America’s Human Capital Deficit
The future well-being of America depends on the well-being of our kids, and now both appear to be in danger. Two recent reports are raising concerns that the next generation of Americans will be physically and mentally unfit to protect our country.
CBS News this month reported that Army officials are seeing little change from a 2010 study by retired generals and other military leaders, “Too Fat to Fight.” 27% of Americans ages 17 to 24 were too obese to qualify for military service.
A second report found that it’s not only poor fitness that has a direct and tangible effect on our all-volunteer military and national security. Poor education might be even more threatening.
A Task Force sponsored by the Council on Foreign Relations examined ways in which education failure is also leaving our kids unfit to serve the nation. Its report, “U.S. Education Reform and National Security,” found that 25% of young people who would otherwise qualify for military service can’t join because they fail to graduate from high school on time. The report also raised a larger concern: how will an under-educated and under-trained generation be able to keep up with developments in information and security technologies?
Citing poor performances on standardized tests, like the PISA and ACT exams, as well as weakness in foreign languages and civics, the report suggests that the U.S. education system is leaving youth unable to compete in the global economy, especially in intellectual property. Good diplomats and engineers will be just as essential to national security as good soldiers, but the next generation might not have enough of either, according to the report.
The CFR report urges the U.S. to improve its overall human capital (in other words, to invest more in kids' health and education). Whether in the context of the military or not, “human capital” is an important term that more economic powerhouses are paying attention to. China and India both have human capital plans to make sure they educate and train enough of their young people in key growth industries. This type of planning is something the U.S. should also study and consider.
Much of this information may not be surprising.
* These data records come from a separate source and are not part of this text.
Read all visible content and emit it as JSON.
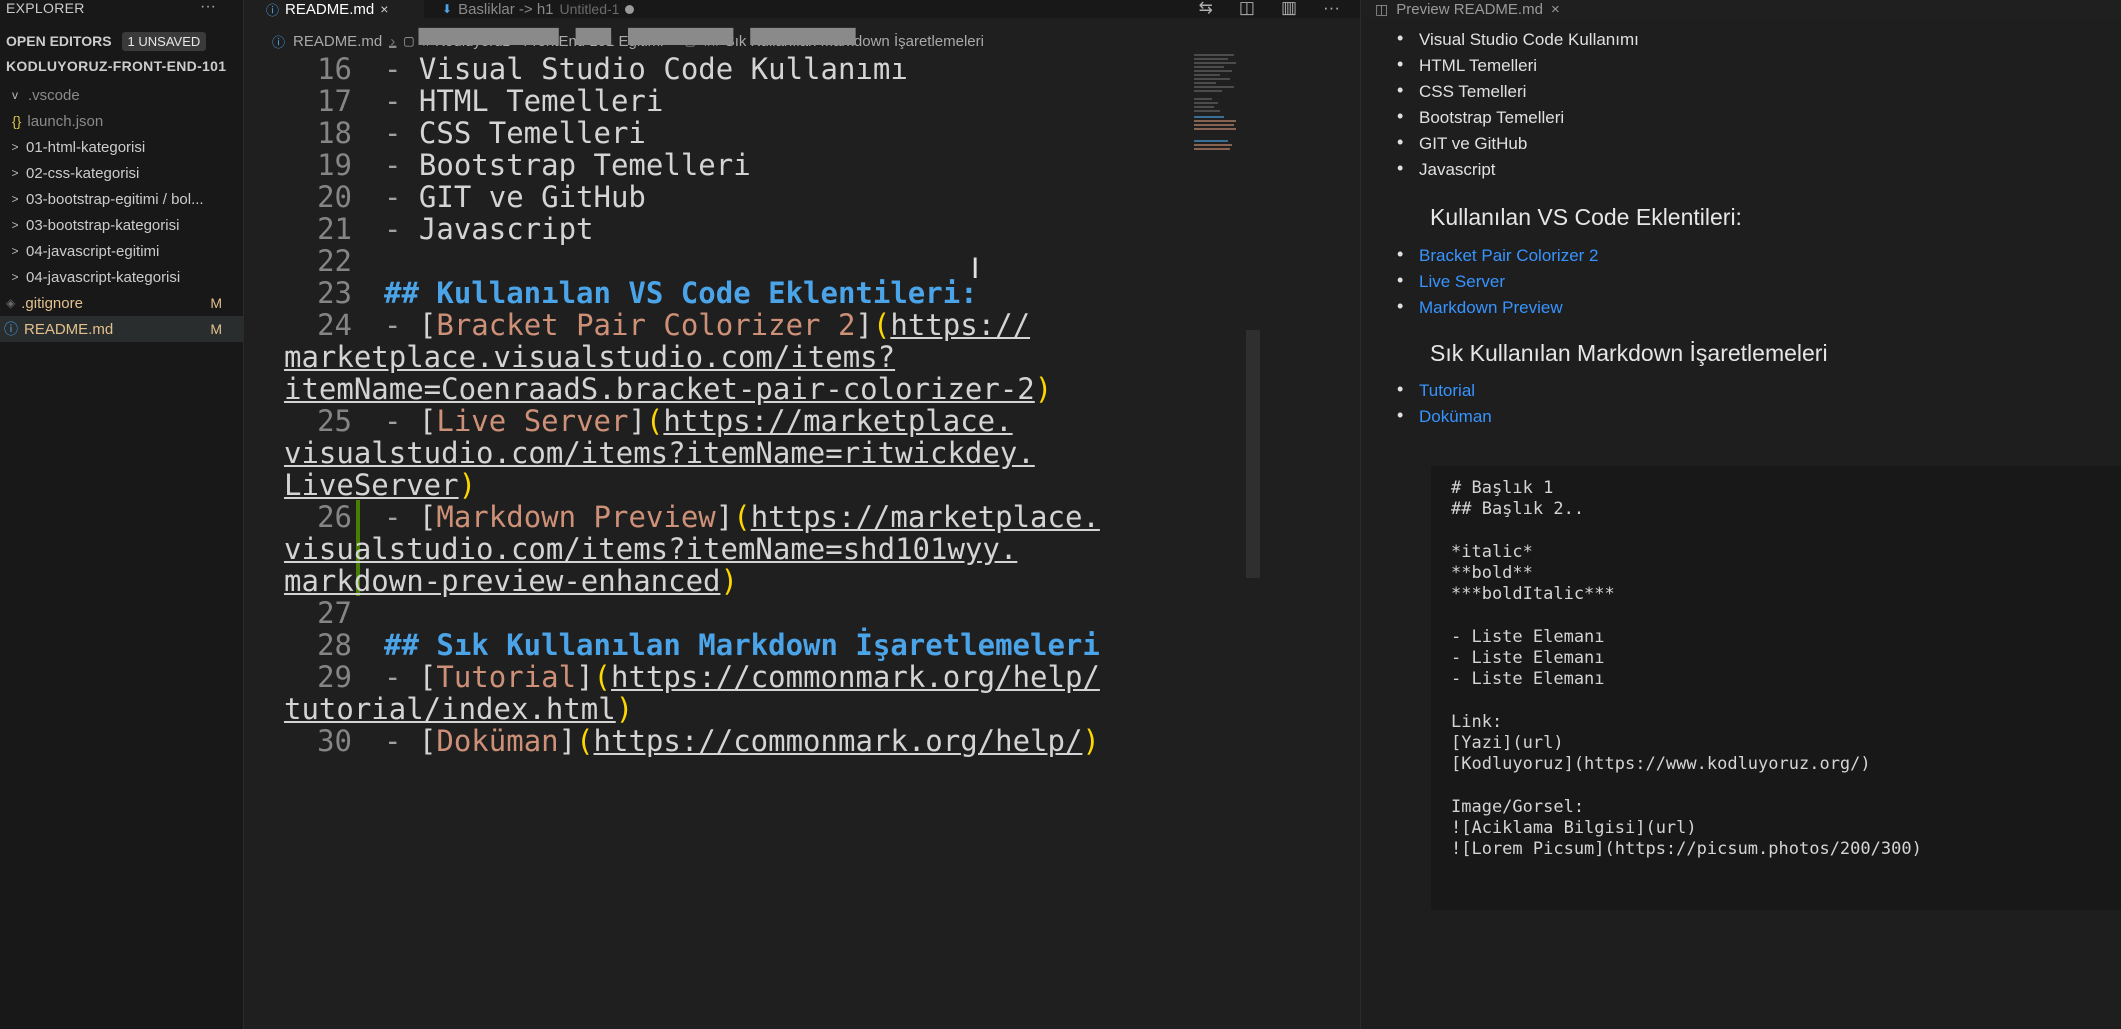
{
  "sidebar": {
    "title": "EXPLORER",
    "more": "···",
    "open_editors": {
      "label": "OPEN EDITORS",
      "badge": "1 UNSAVED"
    },
    "root": "KODLUYORUZ-FRONT-END-101",
    "items": [
      {
        "label": ".vscode",
        "chevron": "v"
      },
      {
        "label": "launch.json",
        "icon": "{}"
      },
      {
        "label": "01-html-kategorisi",
        "chevron": ">"
      },
      {
        "label": "02-css-kategorisi",
        "chevron": ">"
      },
      {
        "label": "03-bootstrap-egitimi / bol...",
        "chevron": ">"
      },
      {
        "label": "03-bootstrap-kategorisi",
        "chevron": ">"
      },
      {
        "label": "04-javascript-egitimi",
        "chevron": ">"
      },
      {
        "label": "04-javascript-kategorisi",
        "chevron": ">"
      },
      {
        "label": ".gitignore",
        "status": "M",
        "icon": "◈"
      },
      {
        "label": "README.md",
        "status": "M",
        "icon": "ⓘ"
      }
    ]
  },
  "tabs": [
    {
      "label": "README.md",
      "close": "×"
    },
    {
      "label": "Basliklar -> h1",
      "secondary": "Untitled-1"
    }
  ],
  "preview_tab": {
    "label": "Preview README.md",
    "close": "×"
  },
  "toolbar": {
    "icons": [
      "compare-icon",
      "open-preview-icon",
      "split-editor-icon",
      "more-actions-icon"
    ],
    "more": "···"
  },
  "breadcrumb": [
    "README.md",
    "# Kodluyoruz - FrontEnd 101 Eğitimi",
    "## Sık Kullanılan Markdown İşaretlemeleri"
  ],
  "editor": {
    "line_numbers": {
      "l16": "16",
      "l17": "17",
      "l18": "18",
      "l19": "19",
      "l20": "20",
      "l21": "21",
      "l22": "22",
      "l23": "23",
      "l24": "24",
      "l25": "25",
      "l26": "26",
      "l27": "27",
      "l28": "28",
      "l29": "29",
      "l30": "30"
    },
    "lines": {
      "l16": "Visual Studio Code Kullanımı",
      "l17": "HTML Temelleri",
      "l18": "CSS Temelleri",
      "l19": "Bootstrap Temelleri",
      "l20": "GIT ve GitHub",
      "l21": "Javascript",
      "l23": "## Kullanılan VS Code Eklentileri:",
      "l24_text": "Bracket Pair Colorizer 2",
      "l24_url_a": "https://",
      "l24_url_b": "marketplace.visualstudio.com/items?",
      "l24_url_c": "itemName=CoenraadS.bracket-pair-colorizer-2",
      "l25_text": "Live Server",
      "l25_url_a": "https://marketplace.",
      "l25_url_b": "visualstudio.com/items?itemName=ritwickdey.",
      "l25_url_c": "LiveServer",
      "l26_text": "Markdown Preview",
      "l26_url_a": "https://marketplace.",
      "l26_url_b": "visualstudio.com/items?itemName=shd101wyy.",
      "l26_url_c": "markdown-preview-enhanced",
      "l28": "## Sık Kullanılan Markdown İşaretlemeleri",
      "l29_text": "Tutorial",
      "l29_url_a": "https://commonmark.org/help/",
      "l29_url_b": "tutorial/index.html",
      "l30_text": "Doküman",
      "l30_url": "https://commonmark.org/help/"
    }
  },
  "preview": {
    "topics": [
      "Visual Studio Code Kullanımı",
      "HTML Temelleri",
      "CSS Temelleri",
      "Bootstrap Temelleri",
      "GIT ve GitHub",
      "Javascript"
    ],
    "h2_extensions": "Kullanılan VS Code Eklentileri:",
    "extensions": [
      "Bracket Pair Colorizer 2",
      "Live Server",
      "Markdown Preview"
    ],
    "h2_markdown": "Sık Kullanılan Markdown İşaretlemeleri",
    "markdown_links": [
      "Tutorial",
      "Doküman"
    ],
    "code": [
      "# Başlık 1",
      "## Başlık 2..",
      "",
      "*italic*",
      "**bold**",
      "***boldItalic***",
      "",
      "- Liste Elemanı",
      "- Liste Elemanı",
      "- Liste Elemanı",
      "",
      "Link:",
      "[Yazi](url)",
      "[Kodluyoruz](https://www.kodluyoruz.org/)",
      "",
      "Image/Gorsel:",
      "![Aciklama Bilgisi](url)",
      "![Lorem Picsum](https://picsum.photos/200/300)"
    ]
  },
  "colors": {
    "heading": "#4ba3e8",
    "link_text": "#ce9178",
    "link": "#3794ff",
    "modified": "#e2c08d"
  }
}
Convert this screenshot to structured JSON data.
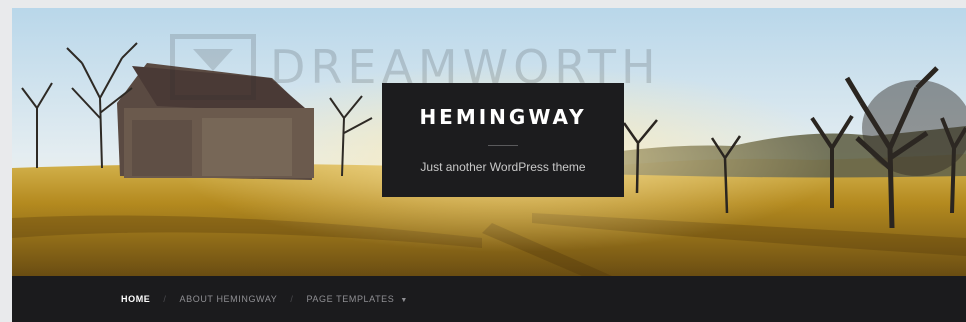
{
  "watermark": {
    "text": "DREAMWORTH"
  },
  "site": {
    "title": "HEMINGWAY",
    "description": "Just another WordPress theme"
  },
  "nav": {
    "items": [
      {
        "label": "HOME",
        "active": true
      },
      {
        "label": "ABOUT HEMINGWAY",
        "active": false
      },
      {
        "label": "PAGE TEMPLATES",
        "active": false,
        "has_dropdown": true
      }
    ],
    "separator": "/"
  },
  "colors": {
    "nav_background": "#1b1b1d",
    "title_box_background": "#1c1c1e",
    "sky": "#cfe3ee",
    "field": "#b38a22"
  },
  "icons": {
    "dropdown": "chevron-down-icon"
  }
}
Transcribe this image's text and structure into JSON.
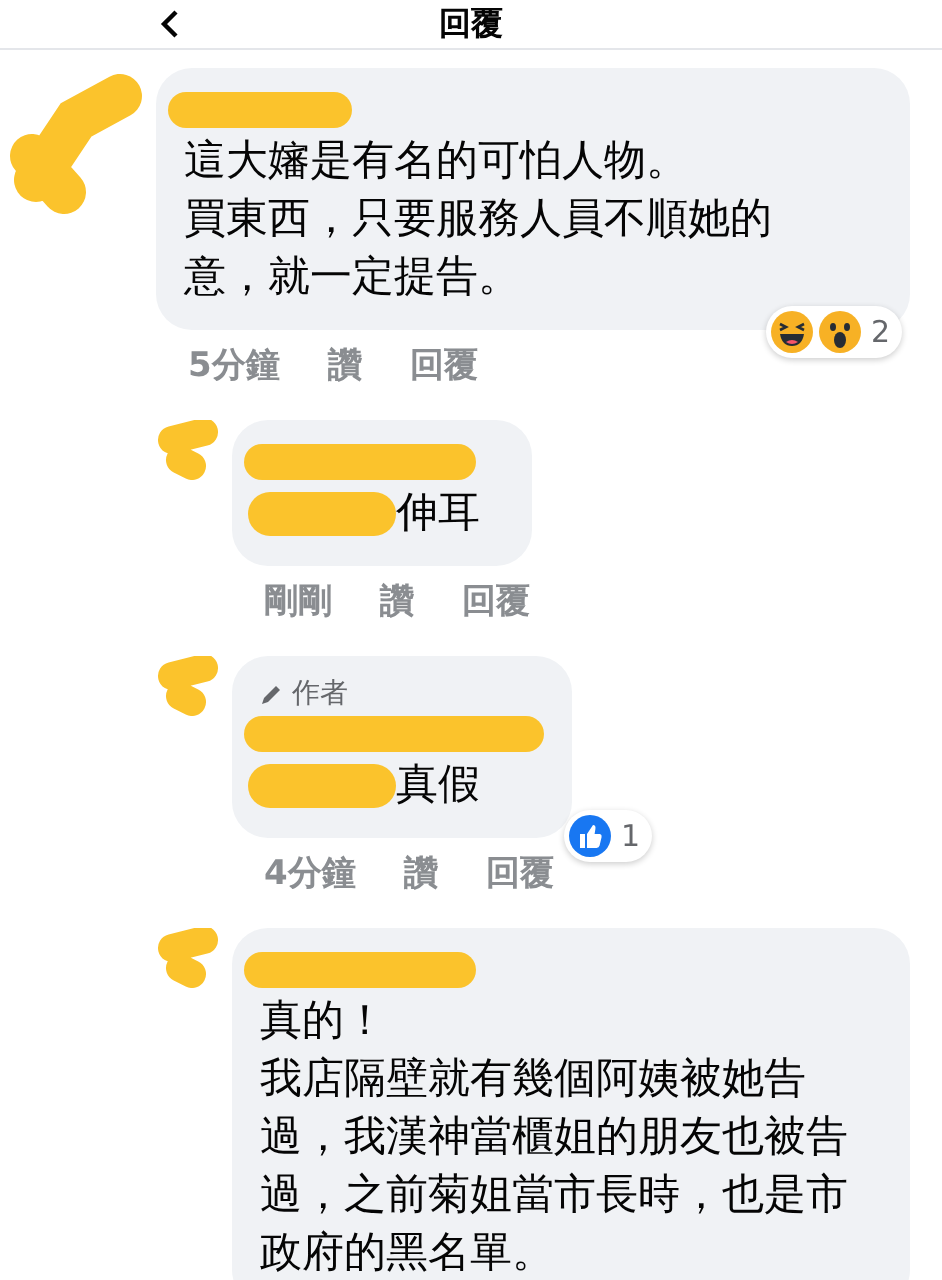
{
  "header": {
    "title": "回覆"
  },
  "comments": [
    {
      "kind": "comment",
      "paragraphs": [
        "這大嬸是有名的可怕人物。",
        "買東西，只要服務人員不順她的意，就一定提告。"
      ],
      "time": "5分鐘",
      "like": "讚",
      "reply": "回覆",
      "reactions": [
        {
          "kind": "haha"
        },
        {
          "kind": "wow"
        }
      ],
      "reaction_count": "2"
    },
    {
      "kind": "reply",
      "hidden_prefix": true,
      "paragraphs": [
        "伸耳"
      ],
      "time": "剛剛",
      "like": "讚",
      "reply": "回覆"
    },
    {
      "kind": "reply",
      "author_badge": "作者",
      "hidden_prefix": true,
      "paragraphs": [
        "真假"
      ],
      "time": "4分鐘",
      "like": "讚",
      "reply": "回覆",
      "reactions": [
        {
          "kind": "like"
        }
      ],
      "reaction_count": "1"
    },
    {
      "kind": "reply",
      "hidden_prefix": false,
      "paragraphs": [
        "真的！",
        "我店隔壁就有幾個阿姨被她告過，我漢神當櫃姐的朋友也被告過，之前菊姐當市長時，也是市政府的黑名單。"
      ]
    }
  ]
}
But the fact that our nation’s military is essentially disqualifying at least a quarter of kids for obesity and a quarter who didn’t graduate high school, should serve as a wake-up call to us all.
Aside from the national security implications, we are doing a disservice to the next generation by not helping them become healthier and better prepared for college and beyond. This is an issue the Center for the Next Generation will take up in our national kids’ campaign later this year, so stay tuned in.